(Given records begins)

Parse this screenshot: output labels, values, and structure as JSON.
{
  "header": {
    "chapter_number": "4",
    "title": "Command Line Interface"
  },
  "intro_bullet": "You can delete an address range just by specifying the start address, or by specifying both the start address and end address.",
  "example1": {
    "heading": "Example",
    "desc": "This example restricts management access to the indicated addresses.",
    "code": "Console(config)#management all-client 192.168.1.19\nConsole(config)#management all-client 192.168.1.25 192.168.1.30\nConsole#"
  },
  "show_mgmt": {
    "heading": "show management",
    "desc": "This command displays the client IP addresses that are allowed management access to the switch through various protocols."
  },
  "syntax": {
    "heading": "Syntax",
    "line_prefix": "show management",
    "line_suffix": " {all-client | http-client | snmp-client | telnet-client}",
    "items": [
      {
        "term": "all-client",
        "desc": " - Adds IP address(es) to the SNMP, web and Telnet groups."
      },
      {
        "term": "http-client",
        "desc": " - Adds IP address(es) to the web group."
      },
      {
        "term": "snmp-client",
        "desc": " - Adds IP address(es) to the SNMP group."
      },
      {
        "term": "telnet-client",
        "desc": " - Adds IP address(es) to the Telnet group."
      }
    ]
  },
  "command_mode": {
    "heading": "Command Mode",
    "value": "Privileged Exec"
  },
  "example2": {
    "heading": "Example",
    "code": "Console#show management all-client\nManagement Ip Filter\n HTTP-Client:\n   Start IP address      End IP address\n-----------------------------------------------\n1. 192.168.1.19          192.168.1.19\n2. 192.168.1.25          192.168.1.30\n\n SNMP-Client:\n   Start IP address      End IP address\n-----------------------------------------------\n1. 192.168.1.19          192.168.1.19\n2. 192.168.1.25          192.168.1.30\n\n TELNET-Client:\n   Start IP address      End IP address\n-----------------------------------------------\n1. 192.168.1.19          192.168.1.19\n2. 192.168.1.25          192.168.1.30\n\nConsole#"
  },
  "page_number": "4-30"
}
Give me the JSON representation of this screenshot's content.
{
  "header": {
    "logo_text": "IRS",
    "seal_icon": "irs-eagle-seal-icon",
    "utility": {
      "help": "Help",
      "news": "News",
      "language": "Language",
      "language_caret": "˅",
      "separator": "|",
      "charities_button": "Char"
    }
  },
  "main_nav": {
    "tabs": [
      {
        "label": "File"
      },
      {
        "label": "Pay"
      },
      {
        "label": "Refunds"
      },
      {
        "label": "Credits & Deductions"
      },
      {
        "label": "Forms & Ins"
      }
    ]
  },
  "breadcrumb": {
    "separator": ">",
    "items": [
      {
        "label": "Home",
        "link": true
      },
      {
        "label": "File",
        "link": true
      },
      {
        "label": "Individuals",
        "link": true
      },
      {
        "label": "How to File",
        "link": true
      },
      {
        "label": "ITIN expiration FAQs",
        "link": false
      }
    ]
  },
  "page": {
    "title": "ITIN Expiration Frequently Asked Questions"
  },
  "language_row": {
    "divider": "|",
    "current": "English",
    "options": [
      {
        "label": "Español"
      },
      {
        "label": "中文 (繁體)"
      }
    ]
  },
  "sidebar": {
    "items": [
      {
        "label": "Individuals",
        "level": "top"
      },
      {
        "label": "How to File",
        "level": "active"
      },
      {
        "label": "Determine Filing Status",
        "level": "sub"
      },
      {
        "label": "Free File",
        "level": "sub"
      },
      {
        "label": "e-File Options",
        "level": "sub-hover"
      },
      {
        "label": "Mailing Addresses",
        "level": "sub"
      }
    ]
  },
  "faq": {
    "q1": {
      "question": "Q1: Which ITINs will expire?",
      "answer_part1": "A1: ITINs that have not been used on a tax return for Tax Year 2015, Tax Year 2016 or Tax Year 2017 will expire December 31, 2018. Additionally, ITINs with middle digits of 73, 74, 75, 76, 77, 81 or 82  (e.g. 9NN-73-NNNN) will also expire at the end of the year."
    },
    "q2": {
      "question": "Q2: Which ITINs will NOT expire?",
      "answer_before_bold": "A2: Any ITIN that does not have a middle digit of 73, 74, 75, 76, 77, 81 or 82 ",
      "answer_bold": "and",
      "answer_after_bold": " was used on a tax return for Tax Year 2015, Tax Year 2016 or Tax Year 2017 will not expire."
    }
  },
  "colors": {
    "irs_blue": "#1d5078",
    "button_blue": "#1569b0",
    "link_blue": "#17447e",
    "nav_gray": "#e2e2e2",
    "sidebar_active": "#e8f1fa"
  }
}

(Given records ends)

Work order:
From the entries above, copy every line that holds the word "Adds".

Written response:
        "desc": " - Adds IP address(es) to the SNMP, web and Telnet groups."
        "desc": " - Adds IP address(es) to the web group."
        "desc": " - Adds IP address(es) to the SNMP group."
        "desc": " - Adds IP address(es) to the Telnet group."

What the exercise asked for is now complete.